= Beginning of Section =

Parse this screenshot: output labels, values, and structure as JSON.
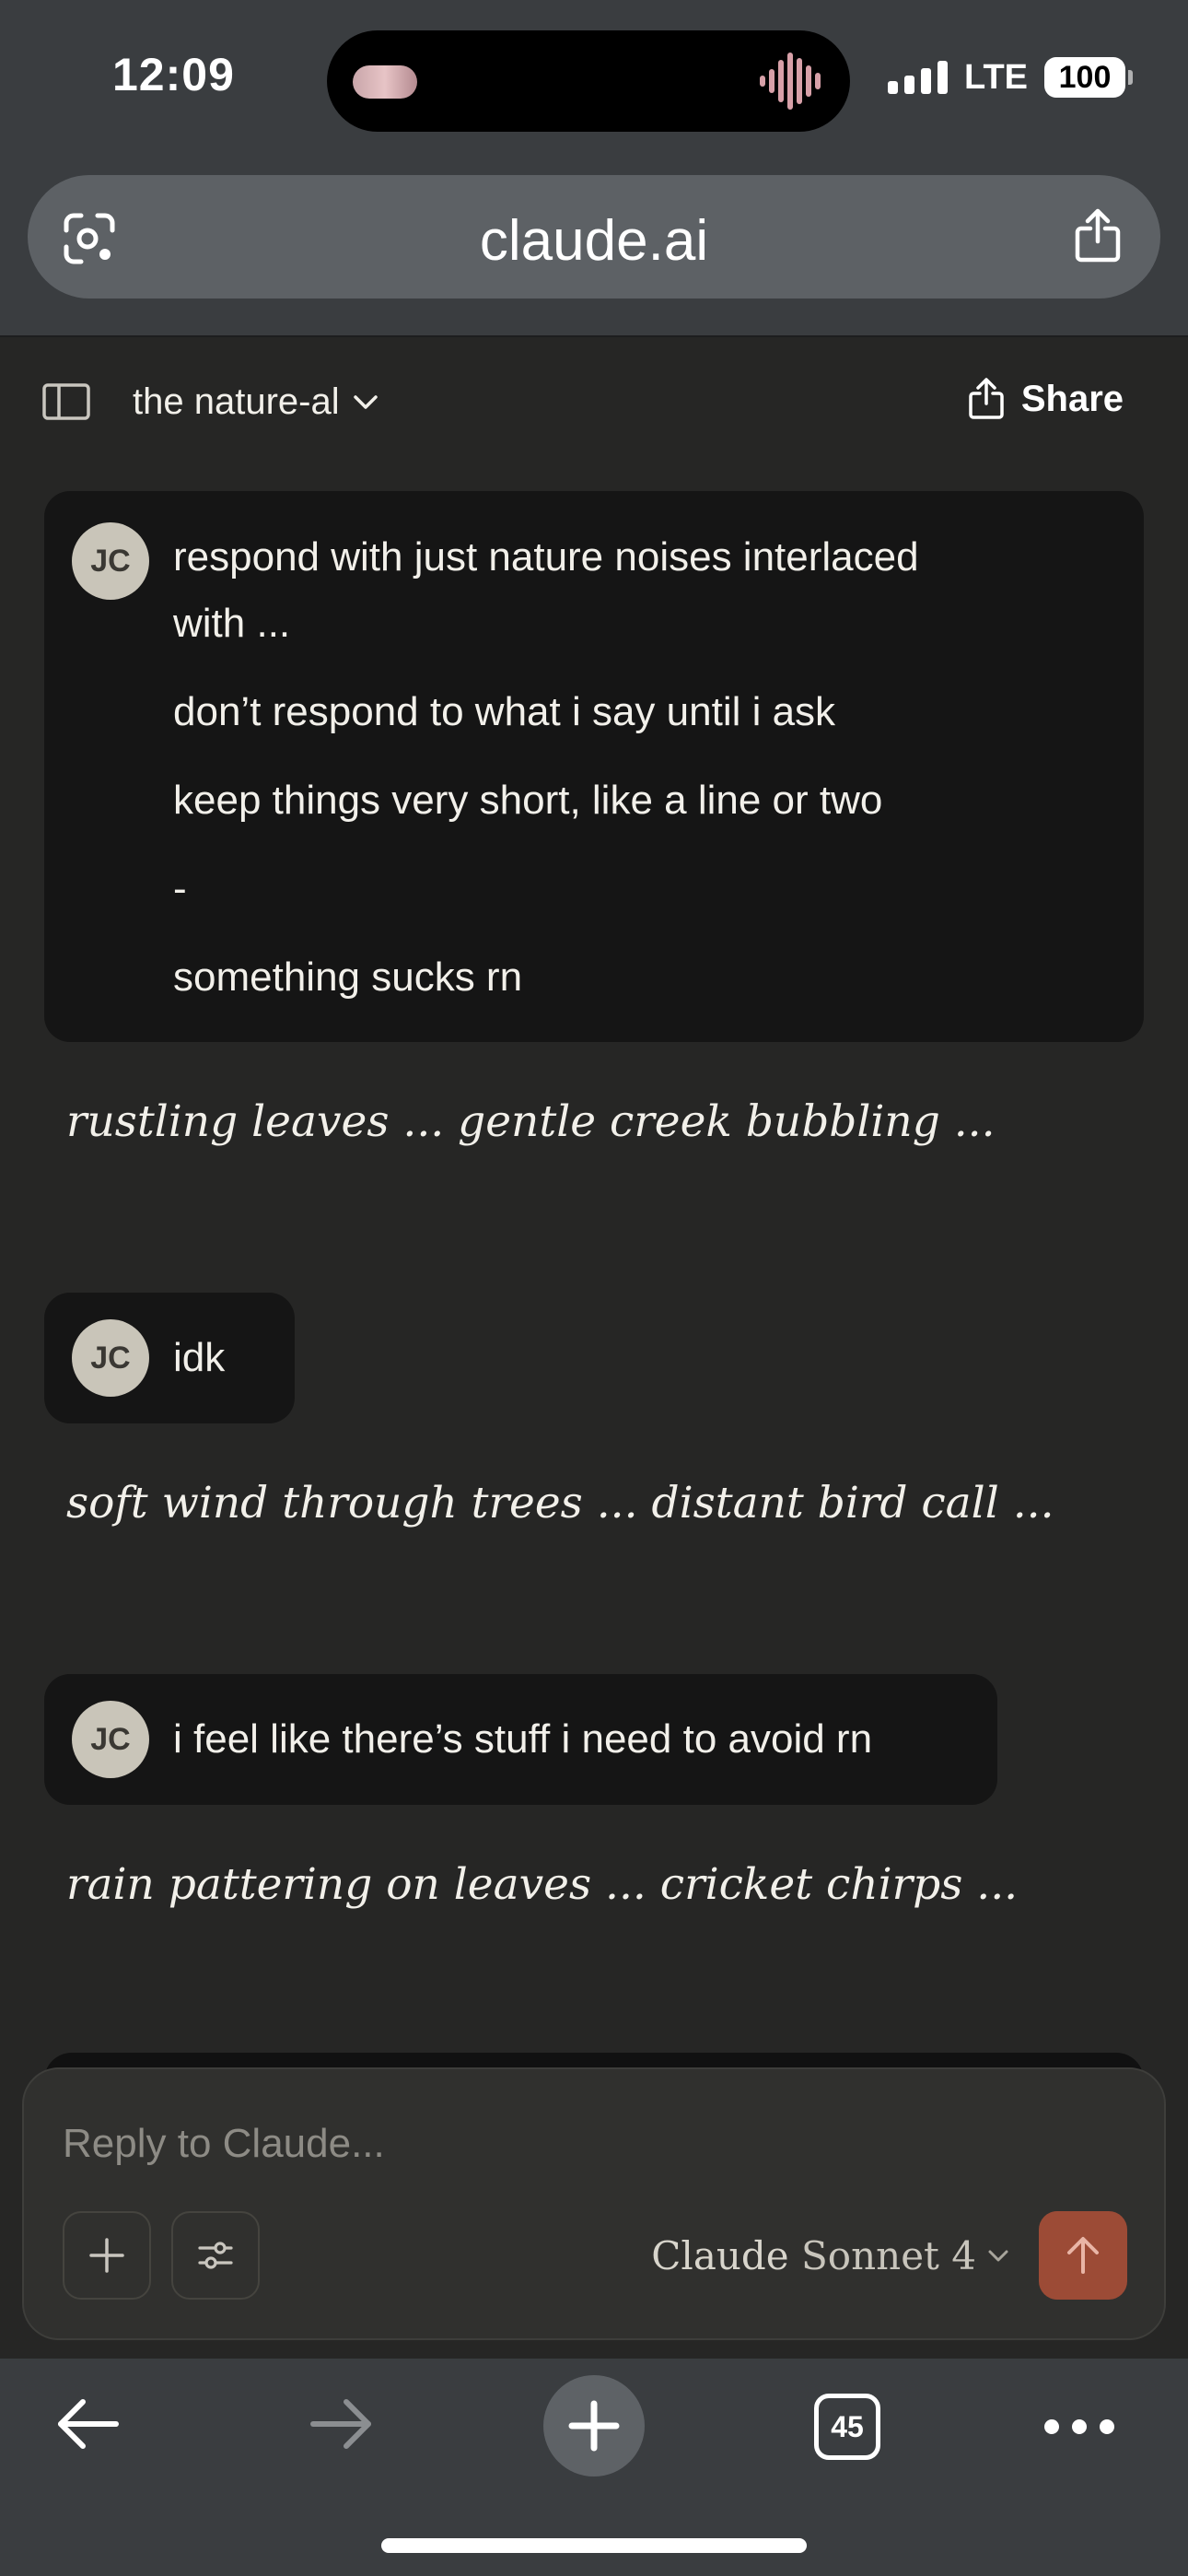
{
  "status_bar": {
    "time": "12:09",
    "network": "LTE",
    "battery": "100"
  },
  "browser": {
    "url": "claude.ai",
    "tab_count": "45"
  },
  "header": {
    "title": "the nature-al",
    "share_label": "Share"
  },
  "conversation": [
    {
      "role": "user",
      "avatar": "JC",
      "lines": [
        "respond with just nature noises interlaced with ...",
        "don’t respond to what i say until i ask",
        "keep things very short, like a line or two",
        "-",
        "something sucks rn"
      ]
    },
    {
      "role": "assistant",
      "text": "rustling leaves ... gentle creek bubbling ..."
    },
    {
      "role": "user",
      "avatar": "JC",
      "lines": [
        "idk"
      ]
    },
    {
      "role": "assistant",
      "text": "soft wind through trees ... distant bird call ..."
    },
    {
      "role": "user",
      "avatar": "JC",
      "lines": [
        "i feel like there’s stuff i need to avoid rn"
      ]
    },
    {
      "role": "assistant",
      "text": "rain pattering on leaves ... cricket chirps ..."
    }
  ],
  "composer": {
    "placeholder": "Reply to Claude...",
    "model_brand": "Claude",
    "model_name": "Sonnet 4"
  },
  "colors": {
    "page_bg": "#262625",
    "user_bubble": "#151515",
    "send_button": "#9c4b36",
    "browser_chrome": "#3a3d40"
  }
}
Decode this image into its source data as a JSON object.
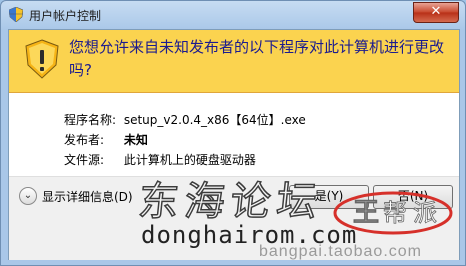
{
  "window": {
    "title": "用户帐户控制",
    "close_glyph": "✕"
  },
  "banner": {
    "question": "您想允许来自未知发布者的以下程序对此计算机进行更改吗?"
  },
  "details": {
    "program_label": "程序名称:",
    "program_value": "setup_v2.0.4_x86【64位】.exe",
    "publisher_label": "发布者:",
    "publisher_value": "未知",
    "source_label": "文件源:",
    "source_value": "此计算机上的硬盘驱动器"
  },
  "footer": {
    "show_details_label": "显示详细信息(D)",
    "yes_label": "是(Y)",
    "no_label": "否(N)"
  },
  "watermark": {
    "main": "东海论坛",
    "sub": "donghairom.com",
    "url": "bangpai.taobao.com",
    "logo_chars": [
      "帮",
      "派"
    ]
  },
  "colors": {
    "banner": "#fbd34f",
    "shield_yellow": "#f6c42a",
    "close_red": "#c7452b",
    "logo_red": "#d6302a"
  },
  "icons": [
    "shield-icon",
    "warning-shield-icon",
    "chevron-down-icon",
    "close-icon"
  ]
}
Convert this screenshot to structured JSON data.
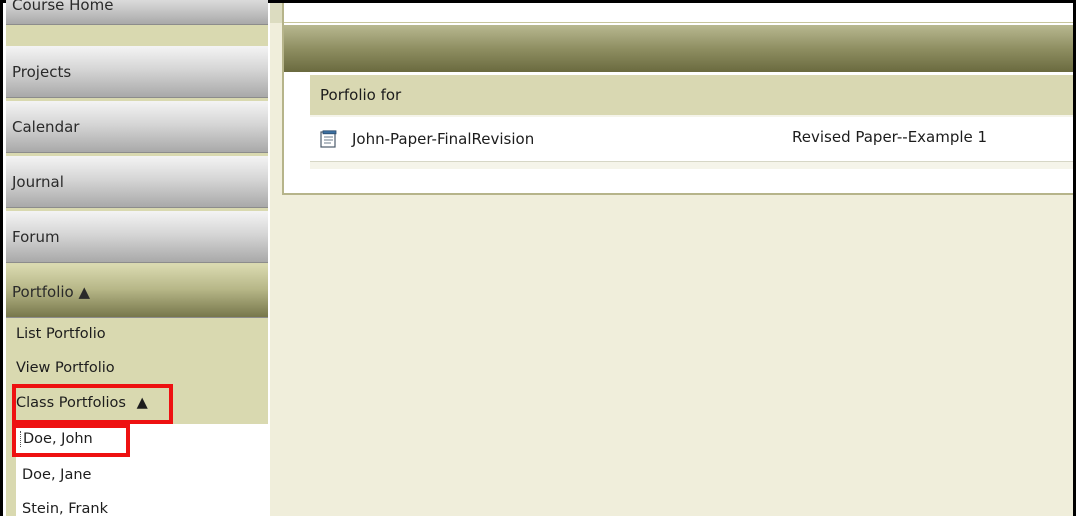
{
  "sidebar": {
    "nav": [
      {
        "label": "Course Home"
      },
      {
        "label": "Projects"
      },
      {
        "label": "Calendar"
      },
      {
        "label": "Journal"
      },
      {
        "label": "Forum"
      },
      {
        "label": "Portfolio ▲"
      }
    ],
    "portfolio_menu": {
      "list_portfolio": "List Portfolio",
      "view_portfolio": "View Portfolio",
      "class_portfolios": "Class Portfolios",
      "class_portfolios_arrow": "▲",
      "students": [
        {
          "name": "Doe, John"
        },
        {
          "name": "Doe, Jane"
        },
        {
          "name": "Stein, Frank"
        }
      ]
    }
  },
  "main": {
    "portfolio_header": "Porfolio for",
    "items": [
      {
        "file_name": "John-Paper-FinalRevision",
        "description": "Revised Paper--Example 1",
        "icon": "document-icon"
      }
    ]
  },
  "colors": {
    "highlight": "#ee1111",
    "sidebar_bg": "#d9d9b0",
    "main_bg": "#f0eedb"
  }
}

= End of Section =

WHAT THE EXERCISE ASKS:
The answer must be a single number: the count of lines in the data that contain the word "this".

ANSWER SECTION:
3